§ **ASSIGNED TASK**
Pictures are not part of the copy; reproduce the remaining data exactly.

[Page and application data records]
[Start of Attachment]

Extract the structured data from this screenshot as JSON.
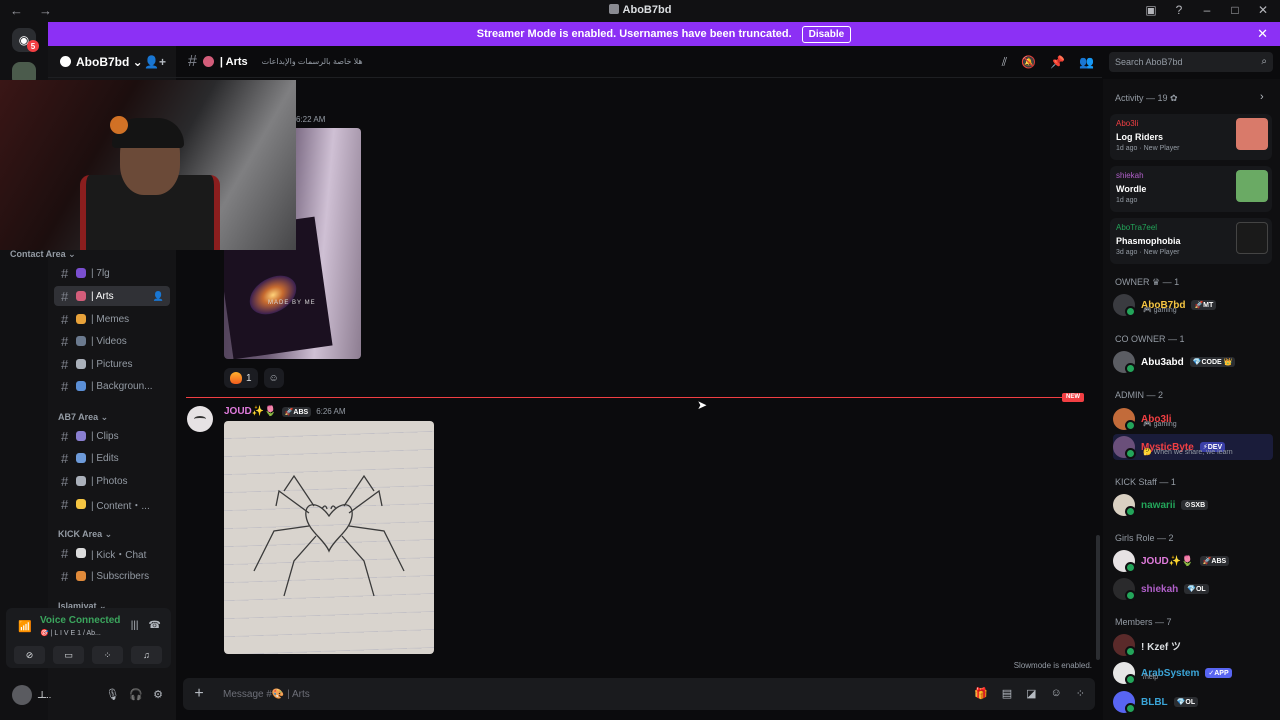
{
  "window": {
    "title": "AboB7bd",
    "nav_back": "←",
    "nav_forward": "→"
  },
  "banner": {
    "text": "Streamer Mode is enabled. Usernames have been truncated.",
    "button": "Disable",
    "close": "✕"
  },
  "rail": {
    "badge": "5"
  },
  "server": {
    "name": "AboB7bd ⌄"
  },
  "categories": [
    {
      "label": "Contact Area ⌄"
    },
    {
      "label": "AB7 Area ⌄"
    },
    {
      "label": "KICK Area ⌄"
    },
    {
      "label": "Islamiyat ⌄"
    }
  ],
  "channels": [
    {
      "label": "| 7lg",
      "color": "#7a4fd0"
    },
    {
      "label": "| Arts",
      "color": "#d35d7a"
    },
    {
      "label": "| Memes",
      "color": "#e8a23a"
    },
    {
      "label": "| Videos",
      "color": "#6b7a8f"
    },
    {
      "label": "| Pictures",
      "color": "#aab0ba"
    },
    {
      "label": "| Backgroun...",
      "color": "#5b8fd6"
    },
    {
      "label": "| Clips",
      "color": "#8a7fd1"
    },
    {
      "label": "| Edits",
      "color": "#6d9ad9"
    },
    {
      "label": "| Photos",
      "color": "#aab0ba"
    },
    {
      "label": "| Content・...",
      "color": "#f5c542"
    },
    {
      "label": "| Kick・Chat",
      "color": "#dcdcdc"
    },
    {
      "label": "| Subscribers",
      "color": "#e08a3a"
    }
  ],
  "topbar": {
    "channel": "| Arts",
    "topic": "هلا خاصة بالرسمات والإبداعات"
  },
  "search": {
    "placeholder": "Search AboB7bd"
  },
  "messages": {
    "first_time": "6:22 AM",
    "made_by": "MADE BY ME",
    "reaction_count": "1",
    "new_badge": "NEW",
    "second": {
      "author": "JOUD✨🌷",
      "tag": "🚀ABS",
      "time": "6:26 AM"
    }
  },
  "slowmode": "Slowmode is enabled.",
  "composer": {
    "placeholder": "Message #🎨 | Arts"
  },
  "voice": {
    "status": "Voice Connected",
    "sub": "🎯 | L I V E 1 / Ab..."
  },
  "user": {
    "name": "ـلـ.."
  },
  "activity": {
    "header": "Activity — 19 ✿",
    "cards": [
      {
        "who": "Abo3li",
        "who_color": "#f23f43",
        "game": "Log Riders",
        "meta": "1d ago · New Player",
        "art": "#d97a6a"
      },
      {
        "who": "shiekah",
        "who_color": "#b05fc9",
        "game": "Wordle",
        "meta": "1d ago",
        "art": "#6aaa64"
      },
      {
        "who": "AboTra7eel",
        "who_color": "#23a55a",
        "game": "Phasmophobia",
        "meta": "3d ago · New Player",
        "art": "#1a1a1a"
      }
    ]
  },
  "roles": [
    {
      "label": "OWNER ♛ — 1"
    },
    {
      "label": "CO OWNER — 1"
    },
    {
      "label": "ADMIN — 2"
    },
    {
      "label": "KICK Staff — 1"
    },
    {
      "label": "Girls Role — 2"
    },
    {
      "label": "Members — 7"
    }
  ],
  "members": [
    {
      "name": "AboB7bd",
      "color": "#f5c542",
      "badge": "🚀MT",
      "sub": "🎮 gaming",
      "ava": "#3a3b40"
    },
    {
      "name": "Abu3abd",
      "color": "#ffffff",
      "badge": "💎CODE 👑",
      "sub": "",
      "ava": "#5b5d63"
    },
    {
      "name": "Abo3li",
      "color": "#f23f43",
      "badge": "",
      "sub": "🎮 gaming",
      "ava": "#c26b3a"
    },
    {
      "name": "MysticByte",
      "color": "#f23f43",
      "badge": "⚡DEV",
      "sub": "🤔 When we share, we learn",
      "ava": "#6a4f7a"
    },
    {
      "name": "nawarii",
      "color": "#23a55a",
      "badge": "⚙SXB",
      "sub": "",
      "ava": "#d9d0c2"
    },
    {
      "name": "JOUD✨🌷",
      "color": "#e07bdc",
      "badge": "🚀ABS",
      "sub": "",
      "ava": "#e6e2e4"
    },
    {
      "name": "shiekah",
      "color": "#b05fc9",
      "badge": "💎OL",
      "sub": "",
      "ava": "#2a2a2c"
    },
    {
      "name": "! Kzef ツ",
      "color": "#dbdee1",
      "badge": "",
      "sub": "",
      "ava": "#5a2a2a"
    },
    {
      "name": "ArabSystem",
      "color": "#3ba5d8",
      "badge": "✓APP",
      "sub": "/help",
      "ava": "#e6e6e6"
    },
    {
      "name": "BLBL",
      "color": "#3ba5d8",
      "badge": "💎OL",
      "sub": "",
      "ava": "#5865f2"
    }
  ]
}
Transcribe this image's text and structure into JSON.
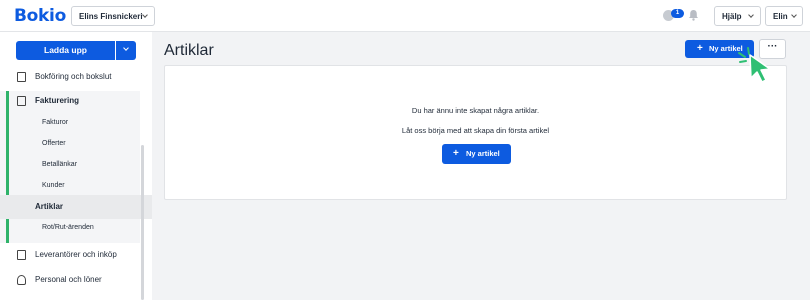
{
  "app": {
    "logo": "Bokio",
    "company": "Elins Finsnickeri",
    "notification_count": "1",
    "help_label": "Hjälp",
    "user_label": "Elin"
  },
  "sidebar": {
    "upload_label": "Ladda upp",
    "items": [
      {
        "label": "Bokföring och bokslut",
        "icon": "book-icon"
      },
      {
        "label": "Fakturering",
        "icon": "invoice-icon"
      },
      {
        "label": "Leverantörer och inköp",
        "icon": "supplier-icon"
      },
      {
        "label": "Personal och löner",
        "icon": "person-icon"
      }
    ],
    "subitems": [
      "Fakturor",
      "Offerter",
      "Betallänkar",
      "Kunder",
      "Artiklar",
      "Rot/Rut-ärenden"
    ],
    "active_subitem": "Artiklar"
  },
  "main": {
    "title": "Artiklar",
    "new_article_label": "Ny artikel",
    "more_label": "···",
    "empty_line1": "Du har ännu inte skapat några artiklar.",
    "empty_line2": "Låt oss börja med att skapa din första artikel",
    "center_button_label": "Ny artikel"
  },
  "colors": {
    "brand_blue": "#0d5be0",
    "accent_green": "#2fb36a",
    "cursor_green": "#2fbf73"
  }
}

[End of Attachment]

§ **FINISHED EXERCISE**
Extract the structured data from this screenshot as JSON.
{
  "window": {
    "title": "AboB7bd",
    "nav_back": "←",
    "nav_forward": "→"
  },
  "banner": {
    "text": "Streamer Mode is enabled. Usernames have been truncated.",
    "button": "Disable",
    "close": "✕"
  },
  "rail": {
    "badge": "5"
  },
  "server": {
    "name": "AboB7bd ⌄"
  },
  "categories": [
    {
      "label": "Contact Area ⌄"
    },
    {
      "label": "AB7 Area ⌄"
    },
    {
      "label": "KICK Area ⌄"
    },
    {
      "label": "Islamiyat ⌄"
    }
  ],
  "channels": [
    {
      "label": "| 7lg",
      "color": "#7a4fd0"
    },
    {
      "label": "| Arts",
      "color": "#d35d7a"
    },
    {
      "label": "| Memes",
      "color": "#e8a23a"
    },
    {
      "label": "| Videos",
      "color": "#6b7a8f"
    },
    {
      "label": "| Pictures",
      "color": "#aab0ba"
    },
    {
      "label": "| Backgroun...",
      "color": "#5b8fd6"
    },
    {
      "label": "| Clips",
      "color": "#8a7fd1"
    },
    {
      "label": "| Edits",
      "color": "#6d9ad9"
    },
    {
      "label": "| Photos",
      "color": "#aab0ba"
    },
    {
      "label": "| Content・...",
      "color": "#f5c542"
    },
    {
      "label": "| Kick・Chat",
      "color": "#dcdcdc"
    },
    {
      "label": "| Subscribers",
      "color": "#e08a3a"
    }
  ],
  "topbar": {
    "channel": "| Arts",
    "topic": "هلا خاصة بالرسمات والإبداعات"
  },
  "search": {
    "placeholder": "Search AboB7bd"
  },
  "messages": {
    "first_time": "6:22 AM",
    "made_by": "MADE BY ME",
    "reaction_count": "1",
    "new_badge": "NEW",
    "second": {
      "author": "JOUD✨🌷",
      "tag": "🚀ABS",
      "time": "6:26 AM"
    }
  },
  "slowmode": "Slowmode is enabled.",
  "composer": {
    "placeholder": "Message #🎨 | Arts"
  },
  "voice": {
    "status": "Voice Connected",
    "sub": "🎯 | L I V E 1 / Ab..."
  },
  "user": {
    "name": "ـلـ.."
  },
  "activity": {
    "header": "Activity — 19 ✿",
    "cards": [
      {
        "who": "Abo3li",
        "who_color": "#f23f43",
        "game": "Log Riders",
        "meta": "1d ago · New Player",
        "art": "#d97a6a"
      },
      {
        "who": "shiekah",
        "who_color": "#b05fc9",
        "game": "Wordle",
        "meta": "1d ago",
        "art": "#6aaa64"
      },
      {
        "who": "AboTra7eel",
        "who_color": "#23a55a",
        "game": "Phasmophobia",
        "meta": "3d ago · New Player",
        "art": "#1a1a1a"
      }
    ]
  },
  "roles": [
    {
      "label": "OWNER ♛ — 1"
    },
    {
      "label": "CO OWNER — 1"
    },
    {
      "label": "ADMIN — 2"
    },
    {
      "label": "KICK Staff — 1"
    },
    {
      "label": "Girls Role — 2"
    },
    {
      "label": "Members — 7"
    }
  ],
  "members": [
    {
      "name": "AboB7bd",
      "color": "#f5c542",
      "badge": "🚀MT",
      "sub": "🎮 gaming",
      "ava": "#3a3b40"
    },
    {
      "name": "Abu3abd",
      "color": "#ffffff",
      "badge": "💎CODE 👑",
      "sub": "",
      "ava": "#5b5d63"
    },
    {
      "name": "Abo3li",
      "color": "#f23f43",
      "badge": "",
      "sub": "🎮 gaming",
      "ava": "#c26b3a"
    },
    {
      "name": "MysticByte",
      "color": "#f23f43",
      "badge": "⚡DEV",
      "sub": "🤔 When we share, we learn",
      "ava": "#6a4f7a"
    },
    {
      "name": "nawarii",
      "color": "#23a55a",
      "badge": "⚙SXB",
      "sub": "",
      "ava": "#d9d0c2"
    },
    {
      "name": "JOUD✨🌷",
      "color": "#e07bdc",
      "badge": "🚀ABS",
      "sub": "",
      "ava": "#e6e2e4"
    },
    {
      "name": "shiekah",
      "color": "#b05fc9",
      "badge": "💎OL",
      "sub": "",
      "ava": "#2a2a2c"
    },
    {
      "name": "! Kzef ツ",
      "color": "#dbdee1",
      "badge": "",
      "sub": "",
      "ava": "#5a2a2a"
    },
    {
      "name": "ArabSystem",
      "color": "#3ba5d8",
      "badge": "✓APP",
      "sub": "/help",
      "ava": "#e6e6e6"
    },
    {
      "name": "BLBL",
      "color": "#3ba5d8",
      "badge": "💎OL",
      "sub": "",
      "ava": "#5865f2"
    }
  ]
}
Transcribe this image's text and structure into JSON.
{
  "app": {
    "logo": "Bokio",
    "company": "Elins Finsnickeri",
    "notification_count": "1",
    "help_label": "Hjälp",
    "user_label": "Elin"
  },
  "sidebar": {
    "upload_label": "Ladda upp",
    "items": [
      {
        "label": "Bokföring och bokslut",
        "icon": "book-icon"
      },
      {
        "label": "Fakturering",
        "icon": "invoice-icon"
      },
      {
        "label": "Leverantörer och inköp",
        "icon": "supplier-icon"
      },
      {
        "label": "Personal och löner",
        "icon": "person-icon"
      }
    ],
    "subitems": [
      "Fakturor",
      "Offerter",
      "Betallänkar",
      "Kunder",
      "Artiklar",
      "Rot/Rut-ärenden"
    ],
    "active_subitem": "Artiklar"
  },
  "main": {
    "title": "Artiklar",
    "new_article_label": "Ny artikel",
    "more_label": "···",
    "empty_line1": "Du har ännu inte skapat några artiklar.",
    "empty_line2": "Låt oss börja med att skapa din första artikel",
    "center_button_label": "Ny artikel"
  },
  "colors": {
    "brand_blue": "#0d5be0",
    "accent_green": "#2fb36a",
    "cursor_green": "#2fbf73"
  }
}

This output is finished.